Inexperience a non-issue for Cougars secondary
When the Cougars’ defense takes the field against the University of Oklahoma on Sept. 3, there will be some new faces at various positions.
The secondary lost the most starters of any group following last season, as William Jackson III, Adrian McDonald and Trevon Stewart graduated. Jackson III was selected in the first round of the NFL draft, while McDonald is competing for a spot on the San Diego Chargers roster.
“It’s hard to replace 3000–3500 game reps with Adrian (McDonald) and William Jackson and Trevon Stewart,” Defensive coordinator Todd Orlando said. “You’re not going to replace a first-rounder with somebody that doesn’t have his experience or just his athleticism.”

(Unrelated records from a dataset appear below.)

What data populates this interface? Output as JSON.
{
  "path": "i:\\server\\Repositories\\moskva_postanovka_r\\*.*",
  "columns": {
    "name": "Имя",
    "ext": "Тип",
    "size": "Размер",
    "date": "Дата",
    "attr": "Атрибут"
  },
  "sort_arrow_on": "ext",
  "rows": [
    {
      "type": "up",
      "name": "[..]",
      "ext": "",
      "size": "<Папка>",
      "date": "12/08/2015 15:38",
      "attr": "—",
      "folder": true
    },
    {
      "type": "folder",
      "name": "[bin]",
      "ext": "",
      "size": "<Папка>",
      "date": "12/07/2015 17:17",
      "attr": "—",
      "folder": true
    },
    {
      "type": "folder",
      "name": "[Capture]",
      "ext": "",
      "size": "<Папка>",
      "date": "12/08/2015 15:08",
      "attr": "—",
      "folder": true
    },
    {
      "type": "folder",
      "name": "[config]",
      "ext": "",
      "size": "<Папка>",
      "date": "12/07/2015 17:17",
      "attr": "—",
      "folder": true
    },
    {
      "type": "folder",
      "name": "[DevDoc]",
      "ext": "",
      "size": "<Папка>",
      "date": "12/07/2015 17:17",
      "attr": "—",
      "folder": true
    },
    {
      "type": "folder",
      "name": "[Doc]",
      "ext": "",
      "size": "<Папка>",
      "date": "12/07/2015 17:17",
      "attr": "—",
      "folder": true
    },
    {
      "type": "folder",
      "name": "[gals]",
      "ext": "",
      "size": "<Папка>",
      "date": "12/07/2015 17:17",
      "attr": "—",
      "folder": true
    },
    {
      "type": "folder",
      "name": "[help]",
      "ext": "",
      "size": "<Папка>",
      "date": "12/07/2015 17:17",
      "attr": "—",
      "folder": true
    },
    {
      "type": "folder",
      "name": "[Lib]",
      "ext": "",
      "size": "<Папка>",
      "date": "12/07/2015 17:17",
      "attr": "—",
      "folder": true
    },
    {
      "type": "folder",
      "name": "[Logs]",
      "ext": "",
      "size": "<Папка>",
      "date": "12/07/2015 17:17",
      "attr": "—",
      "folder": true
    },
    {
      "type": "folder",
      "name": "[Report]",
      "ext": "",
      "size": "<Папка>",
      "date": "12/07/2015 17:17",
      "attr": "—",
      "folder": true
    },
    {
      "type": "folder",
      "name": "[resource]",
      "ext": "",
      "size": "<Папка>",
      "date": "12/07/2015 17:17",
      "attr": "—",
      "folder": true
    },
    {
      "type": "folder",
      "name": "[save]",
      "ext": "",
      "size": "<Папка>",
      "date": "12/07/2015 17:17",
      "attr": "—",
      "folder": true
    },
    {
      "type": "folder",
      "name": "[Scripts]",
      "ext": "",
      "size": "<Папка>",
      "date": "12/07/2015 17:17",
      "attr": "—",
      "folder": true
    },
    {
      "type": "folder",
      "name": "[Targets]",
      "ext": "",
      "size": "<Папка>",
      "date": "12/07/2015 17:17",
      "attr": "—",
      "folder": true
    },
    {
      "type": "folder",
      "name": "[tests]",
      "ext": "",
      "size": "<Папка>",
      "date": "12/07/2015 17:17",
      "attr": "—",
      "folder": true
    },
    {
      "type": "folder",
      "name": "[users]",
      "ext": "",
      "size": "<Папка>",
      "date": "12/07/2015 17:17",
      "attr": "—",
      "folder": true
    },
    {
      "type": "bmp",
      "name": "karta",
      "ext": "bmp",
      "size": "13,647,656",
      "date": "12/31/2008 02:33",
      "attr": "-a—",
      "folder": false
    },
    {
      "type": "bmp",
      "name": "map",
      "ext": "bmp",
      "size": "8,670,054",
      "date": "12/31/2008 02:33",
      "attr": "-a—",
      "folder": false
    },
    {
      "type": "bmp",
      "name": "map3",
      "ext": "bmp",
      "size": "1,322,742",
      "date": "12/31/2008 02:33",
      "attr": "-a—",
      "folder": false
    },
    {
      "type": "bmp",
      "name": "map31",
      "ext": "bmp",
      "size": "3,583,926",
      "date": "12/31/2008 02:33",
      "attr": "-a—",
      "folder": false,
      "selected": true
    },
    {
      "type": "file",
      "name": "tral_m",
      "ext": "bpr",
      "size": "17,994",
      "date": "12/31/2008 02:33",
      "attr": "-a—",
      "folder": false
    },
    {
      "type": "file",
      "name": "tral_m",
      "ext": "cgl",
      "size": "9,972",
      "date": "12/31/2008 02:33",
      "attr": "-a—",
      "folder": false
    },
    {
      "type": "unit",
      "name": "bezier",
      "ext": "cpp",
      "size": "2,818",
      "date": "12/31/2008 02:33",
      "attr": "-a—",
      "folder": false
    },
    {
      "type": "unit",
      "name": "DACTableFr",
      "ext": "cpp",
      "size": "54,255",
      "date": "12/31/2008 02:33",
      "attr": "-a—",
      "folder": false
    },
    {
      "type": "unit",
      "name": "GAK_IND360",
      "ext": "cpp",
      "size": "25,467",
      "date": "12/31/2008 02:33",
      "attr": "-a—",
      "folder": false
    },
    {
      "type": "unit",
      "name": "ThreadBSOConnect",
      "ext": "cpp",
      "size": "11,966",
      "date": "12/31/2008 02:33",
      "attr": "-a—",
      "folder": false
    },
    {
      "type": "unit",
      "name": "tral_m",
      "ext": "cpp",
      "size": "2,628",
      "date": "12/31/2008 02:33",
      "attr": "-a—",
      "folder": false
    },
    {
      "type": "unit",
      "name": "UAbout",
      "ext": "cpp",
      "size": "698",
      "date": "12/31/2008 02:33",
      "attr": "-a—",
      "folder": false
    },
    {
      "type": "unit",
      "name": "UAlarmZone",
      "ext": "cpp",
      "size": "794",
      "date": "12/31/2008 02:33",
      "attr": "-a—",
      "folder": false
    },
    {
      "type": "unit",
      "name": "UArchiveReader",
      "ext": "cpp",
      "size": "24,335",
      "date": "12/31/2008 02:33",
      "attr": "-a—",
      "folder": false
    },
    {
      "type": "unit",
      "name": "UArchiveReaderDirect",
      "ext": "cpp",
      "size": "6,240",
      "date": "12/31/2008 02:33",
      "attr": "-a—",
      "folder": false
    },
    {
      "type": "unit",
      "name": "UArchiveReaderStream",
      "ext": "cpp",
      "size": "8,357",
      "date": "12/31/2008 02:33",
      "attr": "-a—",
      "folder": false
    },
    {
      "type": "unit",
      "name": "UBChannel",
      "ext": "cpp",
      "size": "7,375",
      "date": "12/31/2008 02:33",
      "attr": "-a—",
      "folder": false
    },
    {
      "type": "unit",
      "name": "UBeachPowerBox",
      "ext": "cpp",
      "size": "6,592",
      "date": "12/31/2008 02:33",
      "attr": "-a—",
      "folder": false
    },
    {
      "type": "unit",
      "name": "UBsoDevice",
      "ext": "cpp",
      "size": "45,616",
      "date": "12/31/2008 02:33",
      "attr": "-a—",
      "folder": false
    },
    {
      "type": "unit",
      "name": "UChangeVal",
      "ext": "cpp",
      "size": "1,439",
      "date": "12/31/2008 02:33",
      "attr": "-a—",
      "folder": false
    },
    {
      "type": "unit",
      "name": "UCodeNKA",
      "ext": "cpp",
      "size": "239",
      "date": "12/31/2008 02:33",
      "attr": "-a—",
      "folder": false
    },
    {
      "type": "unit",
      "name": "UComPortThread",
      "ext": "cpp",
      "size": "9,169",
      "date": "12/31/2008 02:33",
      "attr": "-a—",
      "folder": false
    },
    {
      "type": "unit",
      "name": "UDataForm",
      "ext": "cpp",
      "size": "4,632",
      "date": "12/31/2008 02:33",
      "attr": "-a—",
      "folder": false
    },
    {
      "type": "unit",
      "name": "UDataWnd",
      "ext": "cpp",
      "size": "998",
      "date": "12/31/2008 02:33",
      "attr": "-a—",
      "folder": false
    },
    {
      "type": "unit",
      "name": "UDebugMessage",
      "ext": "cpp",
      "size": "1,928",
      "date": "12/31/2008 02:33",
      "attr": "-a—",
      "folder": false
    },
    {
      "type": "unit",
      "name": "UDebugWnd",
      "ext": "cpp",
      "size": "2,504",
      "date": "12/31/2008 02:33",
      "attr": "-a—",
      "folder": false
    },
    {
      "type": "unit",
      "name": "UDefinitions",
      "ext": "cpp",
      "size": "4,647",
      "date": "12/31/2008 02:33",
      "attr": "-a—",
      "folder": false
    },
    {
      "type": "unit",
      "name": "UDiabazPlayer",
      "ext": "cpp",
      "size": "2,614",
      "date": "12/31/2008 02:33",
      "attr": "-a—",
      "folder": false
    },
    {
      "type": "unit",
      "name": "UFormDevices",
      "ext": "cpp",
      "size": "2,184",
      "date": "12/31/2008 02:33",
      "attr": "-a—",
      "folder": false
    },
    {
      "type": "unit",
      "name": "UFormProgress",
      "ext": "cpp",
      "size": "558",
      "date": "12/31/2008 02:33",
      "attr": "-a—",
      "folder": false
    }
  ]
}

The only remaining starter from last year’s American Athletic Conference Championship secondary, Brandon Wilson, was a Swiss Army knife of sorts. He was called on to play defense, special teams and offense.
This year, Wilson is expected to play only in the secondary. He knows that it’ll be up to him to ensure that the incoming corners and safeties are up to the task of replacing NFL-caliber talent.
“I’m going to have to step up and be a leader and lead the younger guys and the guys that are not as experienced,” Wilson said.
Sophomore safeties Garrett Davis and Joeal Williams, junior safety Khalil Williams, and sophomore cornerbacks Howard Wilson and Jeremy Winchester are expected to compete for the remaining slots in the secondary.
Most of the mentioned players have logged some game time, but many of the minutes have come while on special teams. Players like Khalil Williams have seen some time in the secondary, but only when an injury occurred or when the defense went into a nickel package that called for five defensive backs.
While many players have limited playing time, Orlando believes the secondary can become a solid unit and make up for their inexperience because of who is coaching them.
“We’ve got two of the best defensive back coaches in the country,” Orlando said. “To me, it goes back to your teacher. If you don’t have the experience, your teacher has to take you through the place you are going to get and try to gain that experience in the classroom.”
Despite how well the secondary was perceived last season, they actually ranked near the bottom of Division I schools in passing yards allowed. Much of the defense’s success came against the run, where they ranked in the top 10.
Head coach Tom Herman believes that for a corner to do his job well, a pass rusher must be able to put pressure on the quarterback.
Fox Sports said the Cougars are projected to have a top-10 defensive line that should be able to get after a quarterback and, using Herman’s logic, ultimately help the secondary cover their receivers downfield.
While Herman believes that a strong pass rusher will benefit the unproven secondary, he and Orlando have faith that the crew will be well prepared when the season rolls around.
“The talent is there,” Herman said. “It’s youthful and it’s inexperienced, but it’s physically and mentally mature enough and will be ready.”